When it comes to navigating the new normal during a global pandemic, communication is key for keeping teams engaged, focused, and accountable. Communication is the vehicle for shaping work environments and driving momentum especially in leading remote teams. Regardless if you’re in the office part-time, full-time, or still working from home, frequent communication about organizational status, priorities, customers, the marketplace, new initiatives, and progress against existing initiatives gives employees a sense of certainty and understanding about what is happening. When people know what is going on they do not have to count on back-channeling and gossip for their information.
When an organization is not performing or employees are not meeting expectations it can usually be attributed to a breakdown in communication. Quite often organizations underestimate the power of communication, the leaders assume their message is cascading effectively, or there is a missing framework for communication. These breakdowns wreak havoc on organizational culture and performance.
A powerful vehicle for organizational momentum is Communications Intelligence.
There are two pieces to Communications Intelligence. One is understanding the “what’s so” about how people listen and the second is understanding the “what’s so” about how speakers communicate. When there is a lack of communication, employees are forced to fill in the blanks, almost never with positive empowering thoughts. On the other hand, even when there is communication, it is often misunderstood or misinterpreted and it misses the mark of the speakers’ intention. This happens for a few reasons.

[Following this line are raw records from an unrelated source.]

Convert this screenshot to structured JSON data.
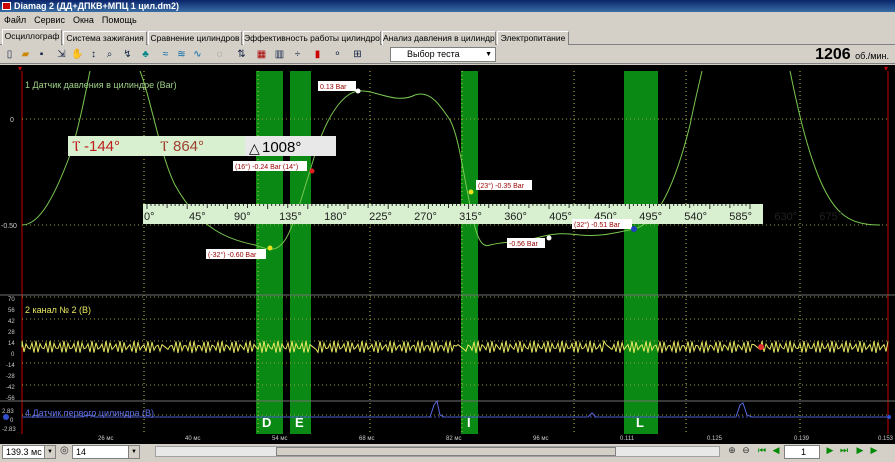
{
  "window": {
    "title": "Diamag 2 (ДД+ДПКВ+МПЦ 1 цил.dm2)"
  },
  "menu": [
    "Файл",
    "Сервис",
    "Окна",
    "Помощь"
  ],
  "tabs": [
    {
      "label": "Осциллограф",
      "active": true
    },
    {
      "label": "Система зажигания"
    },
    {
      "label": "Сравнение цилиндров"
    },
    {
      "label": "Эффективность работы цилиндров"
    },
    {
      "label": "Анализ давления в цилиндре"
    },
    {
      "label": "Электропитание"
    }
  ],
  "toolbar": {
    "icons": [
      "new-icon",
      "open-icon",
      "save-icon",
      "cursor-icon",
      "hand-icon",
      "marker-icon",
      "zoom-icon",
      "filter-icon",
      "wave-icon",
      "wave2-icon",
      "wave3-icon",
      "probe-icon",
      "grid-icon",
      "table-icon",
      "split-icon",
      "bars-icon",
      "gauge-icon"
    ],
    "test_select": "Выбор теста",
    "rpm_value": "1206",
    "rpm_unit": "об./мин."
  },
  "cursors": {
    "start": "-144°",
    "end": "864°",
    "delta": "1008°"
  },
  "angle_scale": [
    "0°",
    "45°",
    "90°",
    "135°",
    "180°",
    "225°",
    "270°",
    "315°",
    "360°",
    "405°",
    "450°",
    "495°",
    "540°",
    "585°",
    "630°",
    "675°"
  ],
  "channels": [
    {
      "label": "1 Датчик давления в цилиндре (Bar)",
      "color": "#9fd08a",
      "ticks": [
        "0",
        "-0.50"
      ]
    },
    {
      "label": "2 канал № 2 (В)",
      "color": "#e8e860",
      "ticks": [
        "70",
        "56",
        "42",
        "28",
        "14",
        "0",
        "-14",
        "-28",
        "-42",
        "-56"
      ]
    },
    {
      "label": "4 Датчик первого цилиндра (В)",
      "color": "#6070e8",
      "ticks": [
        "2.83",
        "0",
        "-2.83"
      ]
    }
  ],
  "annotations": [
    {
      "text": "0.13 Bar"
    },
    {
      "text": "(16°) -0.24 Bar (14°)"
    },
    {
      "text": "(23°) -0.35 Bar"
    },
    {
      "text": "-0.56 Bar"
    },
    {
      "text": "(32°) -0.51 Bar"
    },
    {
      "text": "(-32°) -0.60 Bar"
    }
  ],
  "zones": [
    "D",
    "E",
    "I",
    "L"
  ],
  "time_axis": [
    "26 мс",
    "40 мс",
    "54 мс",
    "68 мс",
    "82 мс",
    "96 мс",
    "0.111",
    "0.125",
    "0.139",
    "0.153"
  ],
  "bottom": {
    "time_value": "139.3 мс",
    "channel_value": "14",
    "page_value": "1"
  }
}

When conversations take place between a speaker and a listener, the first thing that happens is the listener has a biochemical reaction to the speaker and what they are saying. If the reaction is positive, the listener is more open to hear and react in a conscious manner. However, if the communication is interpreted as negative or threatening in any way, the bio-reaction hijacks the listener’s attention. What the listener is left with is conclusions about what was said, based on their personal interpretations.
Training is a critical component in empowering leaders to communicate more effectively. Everyone in a people management role needs to get more curious and infuse more questions into their communication. Questions bring employees back to the present moment and get them out of their thoughts. When leaders and managers are curious and ask questions that engage and connect with their team, people are more likely to listen and hear what is said.
Another tool for effective communication is collaborative conversations. When business leaders invite employees into the conversation making them collaborative, the leader has the ability to move people from the space of mistrust to the space of conditional trust. Conditional trust is necessary to gain buy-in and cooperation. When employees are in a trusting state of mind, they are more open, willing, and likely to hear the real message being delivered and respond in a yes and…” framework to your communication.
While speaking is the one side of the communication intelligence coin